== EXERCISE INPUTS ==
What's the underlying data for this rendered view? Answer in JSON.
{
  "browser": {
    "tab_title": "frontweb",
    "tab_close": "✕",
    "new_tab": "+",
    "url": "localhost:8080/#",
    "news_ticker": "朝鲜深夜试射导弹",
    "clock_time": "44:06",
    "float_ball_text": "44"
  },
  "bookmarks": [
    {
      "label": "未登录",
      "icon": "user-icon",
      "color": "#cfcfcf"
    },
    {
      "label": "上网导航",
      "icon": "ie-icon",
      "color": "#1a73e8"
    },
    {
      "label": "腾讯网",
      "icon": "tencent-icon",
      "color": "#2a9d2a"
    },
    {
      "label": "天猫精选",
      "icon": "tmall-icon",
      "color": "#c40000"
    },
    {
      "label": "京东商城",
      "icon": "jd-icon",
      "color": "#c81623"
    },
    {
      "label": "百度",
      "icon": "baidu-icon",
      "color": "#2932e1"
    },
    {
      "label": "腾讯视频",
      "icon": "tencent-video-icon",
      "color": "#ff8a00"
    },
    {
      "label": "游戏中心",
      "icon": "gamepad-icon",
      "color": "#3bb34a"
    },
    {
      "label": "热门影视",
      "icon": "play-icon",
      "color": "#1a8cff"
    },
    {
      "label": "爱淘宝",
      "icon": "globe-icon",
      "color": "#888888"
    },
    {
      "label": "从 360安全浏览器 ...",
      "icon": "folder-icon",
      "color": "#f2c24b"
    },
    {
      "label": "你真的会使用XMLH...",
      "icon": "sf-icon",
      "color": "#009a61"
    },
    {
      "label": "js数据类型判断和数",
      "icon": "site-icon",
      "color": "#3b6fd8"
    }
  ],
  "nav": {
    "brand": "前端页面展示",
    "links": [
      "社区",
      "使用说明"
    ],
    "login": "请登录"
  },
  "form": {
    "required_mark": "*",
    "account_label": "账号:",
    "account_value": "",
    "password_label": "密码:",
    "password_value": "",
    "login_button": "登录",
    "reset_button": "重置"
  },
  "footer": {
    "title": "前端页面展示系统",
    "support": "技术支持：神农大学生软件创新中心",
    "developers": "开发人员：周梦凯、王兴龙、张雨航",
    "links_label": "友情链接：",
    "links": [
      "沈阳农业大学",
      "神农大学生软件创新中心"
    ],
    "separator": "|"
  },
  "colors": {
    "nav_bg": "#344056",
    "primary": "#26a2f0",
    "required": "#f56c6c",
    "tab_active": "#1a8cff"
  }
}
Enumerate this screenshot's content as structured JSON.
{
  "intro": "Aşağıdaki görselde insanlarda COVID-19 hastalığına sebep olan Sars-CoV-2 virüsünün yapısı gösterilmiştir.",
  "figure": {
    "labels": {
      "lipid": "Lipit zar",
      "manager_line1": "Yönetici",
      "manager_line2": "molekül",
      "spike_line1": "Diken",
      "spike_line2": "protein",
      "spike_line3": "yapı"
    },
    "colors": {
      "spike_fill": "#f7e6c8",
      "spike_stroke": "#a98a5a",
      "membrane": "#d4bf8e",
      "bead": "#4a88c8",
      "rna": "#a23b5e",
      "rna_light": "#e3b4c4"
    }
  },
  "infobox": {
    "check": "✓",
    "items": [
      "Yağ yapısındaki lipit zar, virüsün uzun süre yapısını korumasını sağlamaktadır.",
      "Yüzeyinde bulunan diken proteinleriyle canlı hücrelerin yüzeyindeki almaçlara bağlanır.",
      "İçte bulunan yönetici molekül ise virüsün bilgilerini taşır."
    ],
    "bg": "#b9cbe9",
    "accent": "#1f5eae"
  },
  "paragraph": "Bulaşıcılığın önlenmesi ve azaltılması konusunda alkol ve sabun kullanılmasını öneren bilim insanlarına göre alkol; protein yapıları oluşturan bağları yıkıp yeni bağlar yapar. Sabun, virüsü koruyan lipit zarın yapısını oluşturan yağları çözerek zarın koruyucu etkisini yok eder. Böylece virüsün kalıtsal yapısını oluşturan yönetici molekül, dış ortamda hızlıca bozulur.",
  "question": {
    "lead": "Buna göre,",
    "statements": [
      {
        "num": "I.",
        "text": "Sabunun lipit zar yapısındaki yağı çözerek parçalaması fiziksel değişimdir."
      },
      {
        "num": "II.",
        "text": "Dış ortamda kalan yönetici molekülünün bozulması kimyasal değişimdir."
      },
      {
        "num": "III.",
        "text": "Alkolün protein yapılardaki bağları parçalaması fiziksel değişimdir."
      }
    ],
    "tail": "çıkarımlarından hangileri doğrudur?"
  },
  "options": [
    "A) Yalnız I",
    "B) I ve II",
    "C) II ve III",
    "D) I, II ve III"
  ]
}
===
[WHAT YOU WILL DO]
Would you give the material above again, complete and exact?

[REPLY TO THE EXERCISE]
What's the underlying data for this rendered view? Answer in JSON.
{
  "browser": {
    "tab_title": "frontweb",
    "tab_close": "✕",
    "new_tab": "+",
    "url": "localhost:8080/#",
    "news_ticker": "朝鲜深夜试射导弹",
    "clock_time": "44:06",
    "float_ball_text": "44"
  },
  "bookmarks": [
    {
      "label": "未登录",
      "icon": "user-icon",
      "color": "#cfcfcf"
    },
    {
      "label": "上网导航",
      "icon": "ie-icon",
      "color": "#1a73e8"
    },
    {
      "label": "腾讯网",
      "icon": "tencent-icon",
      "color": "#2a9d2a"
    },
    {
      "label": "天猫精选",
      "icon": "tmall-icon",
      "color": "#c40000"
    },
    {
      "label": "京东商城",
      "icon": "jd-icon",
      "color": "#c81623"
    },
    {
      "label": "百度",
      "icon": "baidu-icon",
      "color": "#2932e1"
    },
    {
      "label": "腾讯视频",
      "icon": "tencent-video-icon",
      "color": "#ff8a00"
    },
    {
      "label": "游戏中心",
      "icon": "gamepad-icon",
      "color": "#3bb34a"
    },
    {
      "label": "热门影视",
      "icon": "play-icon",
      "color": "#1a8cff"
    },
    {
      "label": "爱淘宝",
      "icon": "globe-icon",
      "color": "#888888"
    },
    {
      "label": "从 360安全浏览器 ...",
      "icon": "folder-icon",
      "color": "#f2c24b"
    },
    {
      "label": "你真的会使用XMLH...",
      "icon": "sf-icon",
      "color": "#009a61"
    },
    {
      "label": "js数据类型判断和数",
      "icon": "site-icon",
      "color": "#3b6fd8"
    }
  ],
  "nav": {
    "brand": "前端页面展示",
    "links": [
      "社区",
      "使用说明"
    ],
    "login": "请登录"
  },
  "form": {
    "required_mark": "*",
    "account_label": "账号:",
    "account_value": "",
    "password_label": "密码:",
    "password_value": "",
    "login_button": "登录",
    "reset_button": "重置"
  },
  "footer": {
    "title": "前端页面展示系统",
    "support": "技术支持：神农大学生软件创新中心",
    "developers": "开发人员：周梦凯、王兴龙、张雨航",
    "links_label": "友情链接：",
    "links": [
      "沈阳农业大学",
      "神农大学生软件创新中心"
    ],
    "separator": "|"
  },
  "colors": {
    "nav_bg": "#344056",
    "primary": "#26a2f0",
    "required": "#f56c6c",
    "tab_active": "#1a8cff"
  }
}
Enumerate this screenshot's content as structured JSON.
{
  "intro": "Aşağıdaki görselde insanlarda COVID-19 hastalığına sebep olan Sars-CoV-2 virüsünün yapısı gösterilmiştir.",
  "figure": {
    "labels": {
      "lipid": "Lipit zar",
      "manager_line1": "Yönetici",
      "manager_line2": "molekül",
      "spike_line1": "Diken",
      "spike_line2": "protein",
      "spike_line3": "yapı"
    },
    "colors": {
      "spike_fill": "#f7e6c8",
      "spike_stroke": "#a98a5a",
      "membrane": "#d4bf8e",
      "bead": "#4a88c8",
      "rna": "#a23b5e",
      "rna_light": "#e3b4c4"
    }
  },
  "infobox": {
    "check": "✓",
    "items": [
      "Yağ yapısındaki lipit zar, virüsün uzun süre yapısını korumasını sağlamaktadır.",
      "Yüzeyinde bulunan diken proteinleriyle canlı hücrelerin yüzeyindeki almaçlara bağlanır.",
      "İçte bulunan yönetici molekül ise virüsün bilgilerini taşır."
    ],
    "bg": "#b9cbe9",
    "accent": "#1f5eae"
  },
  "paragraph": "Bulaşıcılığın önlenmesi ve azaltılması konusunda alkol ve sabun kullanılmasını öneren bilim insanlarına göre alkol; protein yapıları oluşturan bağları yıkıp yeni bağlar yapar. Sabun, virüsü koruyan lipit zarın yapısını oluşturan yağları çözerek zarın koruyucu etkisini yok eder. Böylece virüsün kalıtsal yapısını oluşturan yönetici molekül, dış ortamda hızlıca bozulur.",
  "question": {
    "lead": "Buna göre,",
    "statements": [
      {
        "num": "I.",
        "text": "Sabunun lipit zar yapısındaki yağı çözerek parçalaması fiziksel değişimdir."
      },
      {
        "num": "II.",
        "text": "Dış ortamda kalan yönetici molekülünün bozulması kimyasal değişimdir."
      },
      {
        "num": "III.",
        "text": "Alkolün protein yapılardaki bağları parçalaması fiziksel değişimdir."
      }
    ],
    "tail": "çıkarımlarından hangileri doğrudur?"
  },
  "options": [
    "A) Yalnız I",
    "B) I ve II",
    "C) II ve III",
    "D) I, II ve III"
  ]
}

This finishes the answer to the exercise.